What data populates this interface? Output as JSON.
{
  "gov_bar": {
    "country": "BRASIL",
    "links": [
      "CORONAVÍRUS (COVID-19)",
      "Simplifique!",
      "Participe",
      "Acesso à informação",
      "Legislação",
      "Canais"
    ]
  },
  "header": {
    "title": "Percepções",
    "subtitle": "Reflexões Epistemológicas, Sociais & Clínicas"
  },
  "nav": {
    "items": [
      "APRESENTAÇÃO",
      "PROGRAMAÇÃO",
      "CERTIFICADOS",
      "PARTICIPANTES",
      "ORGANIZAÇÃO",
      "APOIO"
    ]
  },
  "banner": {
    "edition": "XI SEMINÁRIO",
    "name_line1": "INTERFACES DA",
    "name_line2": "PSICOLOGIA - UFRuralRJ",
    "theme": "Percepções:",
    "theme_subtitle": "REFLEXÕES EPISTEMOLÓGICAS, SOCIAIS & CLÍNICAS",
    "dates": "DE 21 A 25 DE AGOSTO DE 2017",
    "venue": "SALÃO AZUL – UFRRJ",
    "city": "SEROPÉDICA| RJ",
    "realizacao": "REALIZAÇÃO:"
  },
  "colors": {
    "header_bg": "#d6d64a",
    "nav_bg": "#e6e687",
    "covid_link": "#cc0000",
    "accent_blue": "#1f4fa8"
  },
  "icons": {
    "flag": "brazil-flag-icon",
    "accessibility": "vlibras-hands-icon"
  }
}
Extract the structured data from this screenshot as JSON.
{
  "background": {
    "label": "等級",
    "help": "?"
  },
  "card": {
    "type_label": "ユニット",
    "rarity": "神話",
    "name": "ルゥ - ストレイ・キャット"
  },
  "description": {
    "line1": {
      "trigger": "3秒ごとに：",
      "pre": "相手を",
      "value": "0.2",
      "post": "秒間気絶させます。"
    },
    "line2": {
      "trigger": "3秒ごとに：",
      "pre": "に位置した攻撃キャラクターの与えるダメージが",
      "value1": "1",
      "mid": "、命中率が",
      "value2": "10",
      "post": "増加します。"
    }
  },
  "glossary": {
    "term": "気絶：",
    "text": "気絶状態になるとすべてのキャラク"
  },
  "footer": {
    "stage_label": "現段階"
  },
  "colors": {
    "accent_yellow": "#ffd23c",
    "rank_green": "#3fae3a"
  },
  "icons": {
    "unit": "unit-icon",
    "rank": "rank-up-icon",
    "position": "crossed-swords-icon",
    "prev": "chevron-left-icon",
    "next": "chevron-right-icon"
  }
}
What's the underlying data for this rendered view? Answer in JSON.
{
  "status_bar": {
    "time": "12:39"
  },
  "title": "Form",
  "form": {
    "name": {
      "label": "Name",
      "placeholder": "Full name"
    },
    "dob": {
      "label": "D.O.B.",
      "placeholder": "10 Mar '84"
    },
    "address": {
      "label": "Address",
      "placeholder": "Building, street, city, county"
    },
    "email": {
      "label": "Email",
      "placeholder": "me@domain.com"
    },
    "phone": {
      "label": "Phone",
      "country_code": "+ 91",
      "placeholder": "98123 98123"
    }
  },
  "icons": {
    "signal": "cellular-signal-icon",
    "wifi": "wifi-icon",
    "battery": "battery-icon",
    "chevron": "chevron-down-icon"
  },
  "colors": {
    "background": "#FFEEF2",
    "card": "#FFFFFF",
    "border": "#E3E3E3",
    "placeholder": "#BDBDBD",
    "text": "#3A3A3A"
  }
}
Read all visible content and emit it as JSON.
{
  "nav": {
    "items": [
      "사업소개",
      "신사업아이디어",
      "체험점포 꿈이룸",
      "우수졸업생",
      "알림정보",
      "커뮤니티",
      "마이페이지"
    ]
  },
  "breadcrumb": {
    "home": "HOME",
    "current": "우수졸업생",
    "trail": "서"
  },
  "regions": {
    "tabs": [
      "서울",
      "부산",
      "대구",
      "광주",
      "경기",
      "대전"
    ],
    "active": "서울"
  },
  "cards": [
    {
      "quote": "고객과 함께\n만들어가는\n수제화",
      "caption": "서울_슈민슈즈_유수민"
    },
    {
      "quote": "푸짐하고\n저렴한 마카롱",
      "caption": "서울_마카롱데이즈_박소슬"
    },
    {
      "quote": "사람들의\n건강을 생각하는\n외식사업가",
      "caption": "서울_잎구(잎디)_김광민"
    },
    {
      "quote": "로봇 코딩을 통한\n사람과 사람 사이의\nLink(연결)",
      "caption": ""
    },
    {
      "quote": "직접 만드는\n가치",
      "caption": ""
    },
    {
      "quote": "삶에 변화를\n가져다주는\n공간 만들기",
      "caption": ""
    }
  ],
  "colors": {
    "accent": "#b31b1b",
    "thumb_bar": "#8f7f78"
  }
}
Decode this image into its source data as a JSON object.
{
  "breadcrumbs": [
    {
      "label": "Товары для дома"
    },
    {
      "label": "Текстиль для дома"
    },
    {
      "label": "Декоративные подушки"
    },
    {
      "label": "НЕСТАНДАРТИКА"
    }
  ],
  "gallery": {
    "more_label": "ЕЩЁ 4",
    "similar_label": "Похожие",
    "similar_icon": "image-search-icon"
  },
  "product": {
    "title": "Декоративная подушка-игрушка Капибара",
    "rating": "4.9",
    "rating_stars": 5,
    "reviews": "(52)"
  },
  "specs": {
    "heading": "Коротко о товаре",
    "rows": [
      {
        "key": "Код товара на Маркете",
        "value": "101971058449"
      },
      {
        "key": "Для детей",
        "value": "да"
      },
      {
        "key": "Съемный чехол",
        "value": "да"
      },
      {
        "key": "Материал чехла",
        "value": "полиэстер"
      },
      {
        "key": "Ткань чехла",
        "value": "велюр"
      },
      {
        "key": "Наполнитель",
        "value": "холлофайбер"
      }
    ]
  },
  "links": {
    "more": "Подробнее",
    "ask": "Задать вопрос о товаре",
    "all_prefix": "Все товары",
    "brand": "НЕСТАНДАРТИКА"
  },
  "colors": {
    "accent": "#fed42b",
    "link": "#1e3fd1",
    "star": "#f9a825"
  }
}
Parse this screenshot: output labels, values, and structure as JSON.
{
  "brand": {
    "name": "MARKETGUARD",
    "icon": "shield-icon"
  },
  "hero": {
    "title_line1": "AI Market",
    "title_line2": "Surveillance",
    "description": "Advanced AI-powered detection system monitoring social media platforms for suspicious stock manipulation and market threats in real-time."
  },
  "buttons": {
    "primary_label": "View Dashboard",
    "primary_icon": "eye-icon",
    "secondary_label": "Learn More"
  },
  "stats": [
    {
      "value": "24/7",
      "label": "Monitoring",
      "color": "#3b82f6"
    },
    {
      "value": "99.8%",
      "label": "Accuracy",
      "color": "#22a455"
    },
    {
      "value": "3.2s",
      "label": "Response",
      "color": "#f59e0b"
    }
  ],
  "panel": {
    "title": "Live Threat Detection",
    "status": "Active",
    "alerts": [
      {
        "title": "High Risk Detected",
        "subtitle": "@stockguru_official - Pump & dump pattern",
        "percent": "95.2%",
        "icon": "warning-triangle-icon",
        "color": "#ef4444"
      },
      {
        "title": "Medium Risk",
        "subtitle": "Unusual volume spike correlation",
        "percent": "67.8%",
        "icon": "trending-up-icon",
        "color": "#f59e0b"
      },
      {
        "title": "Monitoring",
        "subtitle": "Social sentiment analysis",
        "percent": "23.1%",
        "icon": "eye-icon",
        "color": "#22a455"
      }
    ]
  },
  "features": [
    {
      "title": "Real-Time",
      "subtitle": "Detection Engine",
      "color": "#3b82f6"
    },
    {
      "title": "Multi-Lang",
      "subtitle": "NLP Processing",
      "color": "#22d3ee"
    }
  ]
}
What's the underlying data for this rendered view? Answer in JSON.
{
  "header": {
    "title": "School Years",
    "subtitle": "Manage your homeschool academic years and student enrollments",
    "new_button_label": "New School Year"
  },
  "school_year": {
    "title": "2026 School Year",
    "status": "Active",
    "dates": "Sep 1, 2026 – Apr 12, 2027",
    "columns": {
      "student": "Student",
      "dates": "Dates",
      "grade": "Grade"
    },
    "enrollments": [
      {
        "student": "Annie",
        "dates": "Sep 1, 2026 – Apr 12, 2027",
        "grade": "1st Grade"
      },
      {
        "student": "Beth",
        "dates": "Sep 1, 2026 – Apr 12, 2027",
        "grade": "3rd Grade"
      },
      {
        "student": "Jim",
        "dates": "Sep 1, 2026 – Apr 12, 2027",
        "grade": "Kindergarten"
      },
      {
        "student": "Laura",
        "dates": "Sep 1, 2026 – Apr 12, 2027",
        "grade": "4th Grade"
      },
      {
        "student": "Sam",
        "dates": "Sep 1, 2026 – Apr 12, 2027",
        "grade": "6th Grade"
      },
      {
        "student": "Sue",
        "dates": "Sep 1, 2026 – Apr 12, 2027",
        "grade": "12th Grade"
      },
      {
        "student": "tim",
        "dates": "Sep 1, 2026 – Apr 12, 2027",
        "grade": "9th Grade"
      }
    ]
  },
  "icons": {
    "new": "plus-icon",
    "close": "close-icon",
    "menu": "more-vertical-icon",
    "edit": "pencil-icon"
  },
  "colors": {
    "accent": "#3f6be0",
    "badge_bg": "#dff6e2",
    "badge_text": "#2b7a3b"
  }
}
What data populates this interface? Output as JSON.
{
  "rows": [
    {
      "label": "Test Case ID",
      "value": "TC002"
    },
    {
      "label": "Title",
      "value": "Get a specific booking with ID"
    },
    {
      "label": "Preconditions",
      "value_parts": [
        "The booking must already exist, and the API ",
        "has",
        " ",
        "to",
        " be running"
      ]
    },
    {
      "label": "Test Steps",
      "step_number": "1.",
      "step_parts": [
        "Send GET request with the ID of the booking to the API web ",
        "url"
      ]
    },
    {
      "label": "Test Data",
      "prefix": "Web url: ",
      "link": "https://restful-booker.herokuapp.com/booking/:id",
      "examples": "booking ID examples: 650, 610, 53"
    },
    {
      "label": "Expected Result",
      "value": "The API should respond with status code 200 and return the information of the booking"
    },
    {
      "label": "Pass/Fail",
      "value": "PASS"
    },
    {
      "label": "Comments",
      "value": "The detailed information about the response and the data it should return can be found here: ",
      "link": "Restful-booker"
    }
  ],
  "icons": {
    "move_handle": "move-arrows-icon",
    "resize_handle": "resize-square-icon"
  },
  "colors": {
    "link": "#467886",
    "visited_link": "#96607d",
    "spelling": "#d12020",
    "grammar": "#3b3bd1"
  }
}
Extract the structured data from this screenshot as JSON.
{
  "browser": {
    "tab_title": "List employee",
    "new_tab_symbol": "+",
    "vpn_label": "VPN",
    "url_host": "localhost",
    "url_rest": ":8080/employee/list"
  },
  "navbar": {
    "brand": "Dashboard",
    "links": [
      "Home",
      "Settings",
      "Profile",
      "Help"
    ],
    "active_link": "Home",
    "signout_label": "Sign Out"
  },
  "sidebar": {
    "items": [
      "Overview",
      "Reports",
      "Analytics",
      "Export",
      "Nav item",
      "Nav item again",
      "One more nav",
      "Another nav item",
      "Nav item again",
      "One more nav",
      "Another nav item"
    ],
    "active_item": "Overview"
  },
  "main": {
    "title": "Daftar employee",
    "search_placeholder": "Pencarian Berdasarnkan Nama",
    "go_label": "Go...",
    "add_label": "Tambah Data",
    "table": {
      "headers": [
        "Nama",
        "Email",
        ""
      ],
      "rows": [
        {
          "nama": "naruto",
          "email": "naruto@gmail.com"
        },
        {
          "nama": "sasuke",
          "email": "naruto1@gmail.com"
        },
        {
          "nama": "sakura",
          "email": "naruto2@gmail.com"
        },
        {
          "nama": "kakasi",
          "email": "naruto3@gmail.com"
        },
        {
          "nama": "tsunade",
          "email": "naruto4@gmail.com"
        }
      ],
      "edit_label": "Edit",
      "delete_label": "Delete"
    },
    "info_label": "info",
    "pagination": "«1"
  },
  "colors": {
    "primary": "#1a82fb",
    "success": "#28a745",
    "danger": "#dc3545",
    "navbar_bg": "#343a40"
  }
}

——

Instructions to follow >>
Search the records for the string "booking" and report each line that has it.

Answer to this problem >>
      "value": "Get a specific booking with ID"
        "The booking must already exist, and the API ",
        "Send GET request with the ID of the booking to the API web ",
      "link": "https://restful-booker.herokuapp.com/booking/:id",
      "examples": "booking ID examples: 650, 610, 53"
      "value": "The API should respond with status code 200 and return the information of the booking"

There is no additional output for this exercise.